Bocho came up with a really neat controller for RGB LED strips. The idea is to compliment a VJ performance, full of knobs and sliders of course. Something that you can tweak in real time, but can also be assisted by the music. Bocho started out with this post on bass detection on Arduino, which was then rolled into the controller.
The build uses 3 high power transistors for controlling current, and various pots and sliders that control oscillation speed, luminosity, hue, and selecting manual or beat detection all controlled by an Arduino. Even better the project is wrapped in a decent looking enclosure.
Source code is available here. Full writeup here on bocho’s blog. Enjoy a video demonstration after the break. (more…)
September 13, 2013 /
Security researcher Silvio put together his process for defeating a cheap infra-red based security system. The security system uses an infra-red remote to arm and disarm the alarm. The alarm is triggered by any motion that happens while it is armed.
In his first attempt he tried to use an off the shelf learning remote to record the signal and play it back. For whatever reason the remote didn’t like the signal and didn’t even try to learn it. So in his second attempt, he whipped out a frequency counter and an oscilloscope and was able to replicate the signal using an Arduino and an infra-red LED. For fun he also made a third attempt using a more hacker friendly open source board called a USB Infrard Toy made by Dangerous Prototypes.
A good read if you want to learn the process of simple reverse engineering. Full article here.
August 28, 2013 /
[su_quote]… it runs over AVRs microcontrollers and include all the libraries and drivers required for a complete a distributed intelligent network, it also includes an Android user interface.[/su_quote]Ever wanted to make your home smarter ? Or just remotely control basically everything in your home ? Souliss is here to help.

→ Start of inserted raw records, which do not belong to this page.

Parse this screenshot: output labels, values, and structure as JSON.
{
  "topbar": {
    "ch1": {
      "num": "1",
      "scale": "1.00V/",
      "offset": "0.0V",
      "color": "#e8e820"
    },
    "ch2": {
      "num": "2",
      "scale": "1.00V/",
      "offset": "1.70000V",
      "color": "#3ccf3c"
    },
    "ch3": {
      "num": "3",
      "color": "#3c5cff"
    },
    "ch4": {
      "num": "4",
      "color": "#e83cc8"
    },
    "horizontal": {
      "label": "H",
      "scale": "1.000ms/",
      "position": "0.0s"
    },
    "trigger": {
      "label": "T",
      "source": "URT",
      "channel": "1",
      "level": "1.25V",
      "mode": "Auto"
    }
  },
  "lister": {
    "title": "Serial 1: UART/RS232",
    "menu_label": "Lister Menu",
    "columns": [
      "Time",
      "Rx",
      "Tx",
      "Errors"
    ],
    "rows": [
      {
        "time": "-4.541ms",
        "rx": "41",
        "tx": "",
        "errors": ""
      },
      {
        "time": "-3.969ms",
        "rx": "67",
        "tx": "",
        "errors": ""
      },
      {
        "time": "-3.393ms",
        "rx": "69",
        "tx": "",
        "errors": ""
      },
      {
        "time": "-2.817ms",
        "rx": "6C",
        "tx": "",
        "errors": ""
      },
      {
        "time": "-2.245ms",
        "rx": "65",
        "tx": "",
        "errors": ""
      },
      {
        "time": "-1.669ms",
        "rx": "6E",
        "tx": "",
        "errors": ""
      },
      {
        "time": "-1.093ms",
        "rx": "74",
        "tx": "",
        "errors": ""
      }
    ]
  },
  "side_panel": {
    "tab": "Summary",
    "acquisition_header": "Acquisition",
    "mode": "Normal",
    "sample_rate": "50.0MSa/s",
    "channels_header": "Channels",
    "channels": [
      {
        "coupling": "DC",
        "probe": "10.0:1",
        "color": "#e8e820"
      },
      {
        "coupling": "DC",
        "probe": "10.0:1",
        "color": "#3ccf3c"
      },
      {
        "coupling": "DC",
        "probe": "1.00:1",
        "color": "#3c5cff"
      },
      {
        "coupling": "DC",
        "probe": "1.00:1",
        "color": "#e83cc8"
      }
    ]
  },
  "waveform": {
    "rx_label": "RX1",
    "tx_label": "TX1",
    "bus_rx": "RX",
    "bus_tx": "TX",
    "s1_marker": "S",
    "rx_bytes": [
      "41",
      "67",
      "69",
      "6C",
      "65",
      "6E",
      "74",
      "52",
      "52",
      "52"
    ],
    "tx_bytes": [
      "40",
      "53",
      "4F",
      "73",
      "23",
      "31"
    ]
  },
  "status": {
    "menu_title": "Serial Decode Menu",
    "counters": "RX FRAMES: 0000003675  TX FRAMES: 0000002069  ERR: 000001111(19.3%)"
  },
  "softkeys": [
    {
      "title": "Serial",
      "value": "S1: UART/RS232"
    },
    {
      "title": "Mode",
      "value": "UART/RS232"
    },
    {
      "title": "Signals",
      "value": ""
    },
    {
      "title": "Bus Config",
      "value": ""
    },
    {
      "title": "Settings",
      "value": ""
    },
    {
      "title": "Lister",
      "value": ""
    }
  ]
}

It’s a framework for DIY home automation.
What I like about Souliss versus having used traditional home automation hardware (like Z-Wave) is you aren’t restricted to what modules are available. You can craft your own using a lot of familiar hardware like Arduino’s (and I’m sure Raspberry Pi’s in the future). It’s not restricted to specific methods of communication either, you can do wired or wireless or wi-fi or serial or whatever you can use to get your devices to communicate. Great project!